Now what’s beautiful about history is how easily you can imagine, in one swell, its entirety. There rises the house first built by a wealthy Parsi merchant upon a hill that was an old Portuguese fort, and in the first World War, they say, it held Italian prisoners of war. I see it now, the house, built on obsidian rock. I imagine the views from its rooms, and the sharp tick-tack of the boots that cross its large, molten landscape. Early one monsoon morning—streets wiped clean by the night’s rain—I walk to Bandra Fort, its foliage thick and bursting. A dog sleeps curled into a tight fist upon a ledge of the fort—Castella de Aguada, first built by the Portuguese in 1640. The dog’s pink nose tucks into its belly.

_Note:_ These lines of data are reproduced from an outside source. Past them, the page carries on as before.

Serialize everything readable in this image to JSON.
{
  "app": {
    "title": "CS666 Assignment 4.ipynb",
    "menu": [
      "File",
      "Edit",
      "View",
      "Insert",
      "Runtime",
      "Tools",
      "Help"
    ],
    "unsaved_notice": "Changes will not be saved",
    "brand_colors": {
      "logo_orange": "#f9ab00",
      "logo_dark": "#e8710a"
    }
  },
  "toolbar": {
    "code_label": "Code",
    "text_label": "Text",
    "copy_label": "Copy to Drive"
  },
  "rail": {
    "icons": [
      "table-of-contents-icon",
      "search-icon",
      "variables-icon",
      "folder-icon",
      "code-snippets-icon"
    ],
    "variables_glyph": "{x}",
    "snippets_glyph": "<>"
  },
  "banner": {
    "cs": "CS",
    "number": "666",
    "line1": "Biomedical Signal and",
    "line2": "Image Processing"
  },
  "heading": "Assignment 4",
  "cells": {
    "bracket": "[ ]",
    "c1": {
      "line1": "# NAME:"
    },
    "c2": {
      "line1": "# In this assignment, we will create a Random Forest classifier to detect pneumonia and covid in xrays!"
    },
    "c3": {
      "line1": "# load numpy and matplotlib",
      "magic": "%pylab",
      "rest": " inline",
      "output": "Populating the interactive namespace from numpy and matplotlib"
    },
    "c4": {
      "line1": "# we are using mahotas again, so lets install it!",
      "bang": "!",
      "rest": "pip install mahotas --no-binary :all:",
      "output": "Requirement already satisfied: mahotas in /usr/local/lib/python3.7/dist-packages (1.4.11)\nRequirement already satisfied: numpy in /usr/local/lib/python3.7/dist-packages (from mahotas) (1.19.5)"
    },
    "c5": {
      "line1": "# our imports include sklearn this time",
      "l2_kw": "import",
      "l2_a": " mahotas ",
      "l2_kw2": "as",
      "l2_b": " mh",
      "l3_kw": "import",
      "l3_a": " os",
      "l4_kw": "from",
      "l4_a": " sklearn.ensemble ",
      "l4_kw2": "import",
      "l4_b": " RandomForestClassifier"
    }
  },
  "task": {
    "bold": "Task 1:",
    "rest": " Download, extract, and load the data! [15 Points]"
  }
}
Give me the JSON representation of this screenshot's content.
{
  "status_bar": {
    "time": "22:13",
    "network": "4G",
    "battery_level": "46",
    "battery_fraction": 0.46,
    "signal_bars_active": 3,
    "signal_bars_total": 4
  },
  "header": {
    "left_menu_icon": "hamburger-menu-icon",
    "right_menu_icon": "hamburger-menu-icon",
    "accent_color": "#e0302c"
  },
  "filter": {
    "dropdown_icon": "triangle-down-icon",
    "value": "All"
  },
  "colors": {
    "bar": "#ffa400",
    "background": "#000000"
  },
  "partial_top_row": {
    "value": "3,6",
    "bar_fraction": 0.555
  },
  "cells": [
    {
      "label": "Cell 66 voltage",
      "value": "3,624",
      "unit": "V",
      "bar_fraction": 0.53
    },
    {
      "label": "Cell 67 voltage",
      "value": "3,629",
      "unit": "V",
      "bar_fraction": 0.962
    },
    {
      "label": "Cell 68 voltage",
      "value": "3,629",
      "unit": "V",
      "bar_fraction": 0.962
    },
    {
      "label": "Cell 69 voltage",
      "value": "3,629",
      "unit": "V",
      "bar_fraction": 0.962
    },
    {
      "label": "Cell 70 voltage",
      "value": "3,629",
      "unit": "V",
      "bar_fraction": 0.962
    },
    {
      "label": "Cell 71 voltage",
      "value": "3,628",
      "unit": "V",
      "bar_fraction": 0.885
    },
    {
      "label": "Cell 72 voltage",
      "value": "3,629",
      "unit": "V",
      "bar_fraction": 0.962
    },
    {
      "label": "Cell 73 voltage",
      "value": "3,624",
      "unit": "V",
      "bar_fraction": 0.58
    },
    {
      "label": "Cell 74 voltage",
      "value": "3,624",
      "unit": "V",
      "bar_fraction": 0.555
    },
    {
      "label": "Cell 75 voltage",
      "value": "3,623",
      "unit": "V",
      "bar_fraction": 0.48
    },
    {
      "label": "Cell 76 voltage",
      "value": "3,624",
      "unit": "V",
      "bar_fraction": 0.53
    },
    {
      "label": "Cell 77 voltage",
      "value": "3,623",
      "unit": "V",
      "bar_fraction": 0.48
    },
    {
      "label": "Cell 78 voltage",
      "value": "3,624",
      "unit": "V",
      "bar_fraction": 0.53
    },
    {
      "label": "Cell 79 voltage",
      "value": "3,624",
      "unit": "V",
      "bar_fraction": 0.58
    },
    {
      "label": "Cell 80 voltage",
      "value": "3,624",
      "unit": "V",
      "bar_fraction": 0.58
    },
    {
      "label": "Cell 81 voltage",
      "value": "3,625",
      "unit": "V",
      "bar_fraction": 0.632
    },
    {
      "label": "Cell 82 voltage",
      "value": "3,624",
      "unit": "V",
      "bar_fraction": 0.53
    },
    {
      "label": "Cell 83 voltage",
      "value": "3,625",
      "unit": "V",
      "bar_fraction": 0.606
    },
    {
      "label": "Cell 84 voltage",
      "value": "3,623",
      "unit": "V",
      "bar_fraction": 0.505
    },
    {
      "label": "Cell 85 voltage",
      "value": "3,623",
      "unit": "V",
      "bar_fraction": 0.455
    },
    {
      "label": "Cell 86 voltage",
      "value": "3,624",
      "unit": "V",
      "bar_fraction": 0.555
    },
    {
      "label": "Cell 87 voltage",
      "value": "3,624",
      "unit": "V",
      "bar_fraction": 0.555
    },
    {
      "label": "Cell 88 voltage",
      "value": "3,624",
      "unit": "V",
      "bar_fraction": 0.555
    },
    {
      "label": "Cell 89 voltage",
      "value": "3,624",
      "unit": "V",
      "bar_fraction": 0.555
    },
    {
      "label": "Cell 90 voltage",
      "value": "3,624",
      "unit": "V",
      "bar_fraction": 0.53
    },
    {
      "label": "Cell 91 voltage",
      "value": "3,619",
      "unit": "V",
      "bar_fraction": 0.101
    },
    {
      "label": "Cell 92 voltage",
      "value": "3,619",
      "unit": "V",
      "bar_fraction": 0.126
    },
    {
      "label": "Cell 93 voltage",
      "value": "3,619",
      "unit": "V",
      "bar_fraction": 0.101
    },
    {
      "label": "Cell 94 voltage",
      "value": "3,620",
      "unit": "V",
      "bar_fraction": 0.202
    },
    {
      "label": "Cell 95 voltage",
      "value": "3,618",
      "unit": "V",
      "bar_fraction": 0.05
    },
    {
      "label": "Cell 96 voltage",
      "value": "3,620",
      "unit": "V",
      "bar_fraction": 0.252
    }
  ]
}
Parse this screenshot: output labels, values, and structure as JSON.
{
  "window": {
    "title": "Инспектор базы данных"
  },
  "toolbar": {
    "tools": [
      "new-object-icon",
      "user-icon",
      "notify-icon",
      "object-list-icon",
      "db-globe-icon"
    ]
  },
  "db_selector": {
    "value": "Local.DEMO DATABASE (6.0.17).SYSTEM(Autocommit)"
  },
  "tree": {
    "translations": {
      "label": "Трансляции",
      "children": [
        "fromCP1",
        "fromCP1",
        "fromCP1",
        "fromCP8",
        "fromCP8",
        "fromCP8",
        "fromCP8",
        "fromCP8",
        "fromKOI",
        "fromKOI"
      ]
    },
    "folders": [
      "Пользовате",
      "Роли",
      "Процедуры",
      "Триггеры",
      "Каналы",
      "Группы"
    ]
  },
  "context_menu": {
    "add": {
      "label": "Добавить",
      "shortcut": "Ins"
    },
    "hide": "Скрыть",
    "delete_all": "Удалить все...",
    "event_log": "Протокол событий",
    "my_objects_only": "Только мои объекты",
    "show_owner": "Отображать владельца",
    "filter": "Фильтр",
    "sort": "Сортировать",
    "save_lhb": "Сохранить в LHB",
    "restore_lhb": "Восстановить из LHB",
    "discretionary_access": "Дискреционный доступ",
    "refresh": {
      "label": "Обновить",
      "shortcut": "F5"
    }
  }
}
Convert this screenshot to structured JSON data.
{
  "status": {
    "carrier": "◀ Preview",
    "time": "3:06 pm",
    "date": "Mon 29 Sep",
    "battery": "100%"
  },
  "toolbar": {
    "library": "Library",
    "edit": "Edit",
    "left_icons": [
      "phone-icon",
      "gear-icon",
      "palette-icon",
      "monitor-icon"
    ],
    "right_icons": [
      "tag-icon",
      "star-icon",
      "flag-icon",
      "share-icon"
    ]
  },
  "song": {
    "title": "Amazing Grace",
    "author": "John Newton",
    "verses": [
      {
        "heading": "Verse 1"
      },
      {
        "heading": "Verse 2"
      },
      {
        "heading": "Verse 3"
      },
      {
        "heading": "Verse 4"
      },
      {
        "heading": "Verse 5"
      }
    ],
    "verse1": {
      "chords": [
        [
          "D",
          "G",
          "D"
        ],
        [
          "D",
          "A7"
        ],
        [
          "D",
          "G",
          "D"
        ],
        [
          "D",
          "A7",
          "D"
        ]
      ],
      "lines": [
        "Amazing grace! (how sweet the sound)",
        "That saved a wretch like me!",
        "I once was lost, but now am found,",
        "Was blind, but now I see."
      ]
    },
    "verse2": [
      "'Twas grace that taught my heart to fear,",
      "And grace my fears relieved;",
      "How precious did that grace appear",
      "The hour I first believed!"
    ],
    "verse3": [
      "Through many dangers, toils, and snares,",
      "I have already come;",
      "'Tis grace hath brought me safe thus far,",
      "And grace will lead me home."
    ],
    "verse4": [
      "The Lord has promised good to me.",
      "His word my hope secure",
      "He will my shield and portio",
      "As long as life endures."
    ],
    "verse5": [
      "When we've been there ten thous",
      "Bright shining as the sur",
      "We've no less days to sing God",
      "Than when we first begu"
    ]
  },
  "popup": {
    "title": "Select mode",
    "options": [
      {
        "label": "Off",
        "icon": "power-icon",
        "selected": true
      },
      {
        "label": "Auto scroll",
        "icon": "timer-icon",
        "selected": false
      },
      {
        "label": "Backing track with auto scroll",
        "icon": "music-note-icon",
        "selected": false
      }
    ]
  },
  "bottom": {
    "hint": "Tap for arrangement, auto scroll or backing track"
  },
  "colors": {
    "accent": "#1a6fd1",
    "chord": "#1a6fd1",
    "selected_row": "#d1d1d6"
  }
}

The sea tore through the scene ahead of me and I willed for it to dissolve, to recapture a view, a view of course that I had never seen before. History, however hard you try to place it, is just narrative, and perhaps only as good as the narrative device of its teller.

It was an ordinary day. The clouds were bleached white by the sun. The smog held up like a curtain over the city. Light scattered on nearby roofs. And I thought, mornings look apocalyptic in this city. I sat my desk, a view of Bombay in front of me: A bay, a skyline. I live on a street that curves towards a hill, at the end of which lies a sprawling blue-roofed slum, from which all of the apartments around the block source their domestic staff. Most people would call this a “dead-end”. It is anything but dead, if you ask me. At the foot of the hill is a thick iron gate, opening to a series of lazily laid out steps that lead to a Gothic church rebuilt after the Bombay Plague of the 1890s. This Church—the Mount Mary Church—is home to a small wooden sculpture of the Virgin Mary, first brought over by the Portuguese in the early 1500s. She is probably the oldest resident here, in Bandra, she is over 500 years old. And she grants wishes, apparently. A dense network of community makes sure that she continues to survive, and in the early twentieth century she was quietly stowed away in a local fisherman’s home during a Maratha invasion. When she first arrived, those 500 years ago, after finding her home on the hill—she travelled to the neighbouring islands (Bombay was then, still, seven disparate islands), where she visited each of their seven goddesses and invited them over to celebrate her birthday, and her arrival, with her. And although she is the Mother Mary, she is also one of them, now the eighth goddesses of this perfect, natural bay, flung to the Arabian Sea.

I have just returned from a walk up to the Church. I have begun to do this daily, not only to visit sweet Mary in the middle of a typically camp display of plastic flowers and plastic wreaths, repainted frescoes that have darkened the skin of Jesus and his disciples, but to visit a small plaque, one that brings me closer to her, to Mildred, who since I moved back to Bandra I can’t get out of my head. After the plague, rich families in the neighbourhood donated funds for the renovation and rebuilding of the church—from an old Portuguese style to a British neo-Gothic—and each pillar has a small plaque with their names inscribed. On the left side of the entrance, in a small cursive print it says: Almeida.

I am trying to set a scene. Trying to find a different way to describe her face, but all I have is: Shining as pale and light and white as the moon. A hollow lacuna swooping down its centre, her tiny nose. Dark hair lining her face and moving quickly in the light—slippery, just like the moon. I have been trying to animate her, a scene perhaps, a pictorial clue. I think about how much images can help us in the absence of real lives, and I struggle to picture her without pictures. The scene: The wind crashes in through the gap in the window; it is the monsoon. Mildred stands in the middle of a room, bathed in deep velvety hues of green and lilac. The clouds are grey and fat, and there is no room for the sun to crawl in.

This text was first published in Doggerland: On Sociality & Idiocy, March 2019.

Skye Arundhati Thomas is a writer and curator based in Mumbai. She is contributing editor at The White Review.

[Editorial Inclusion]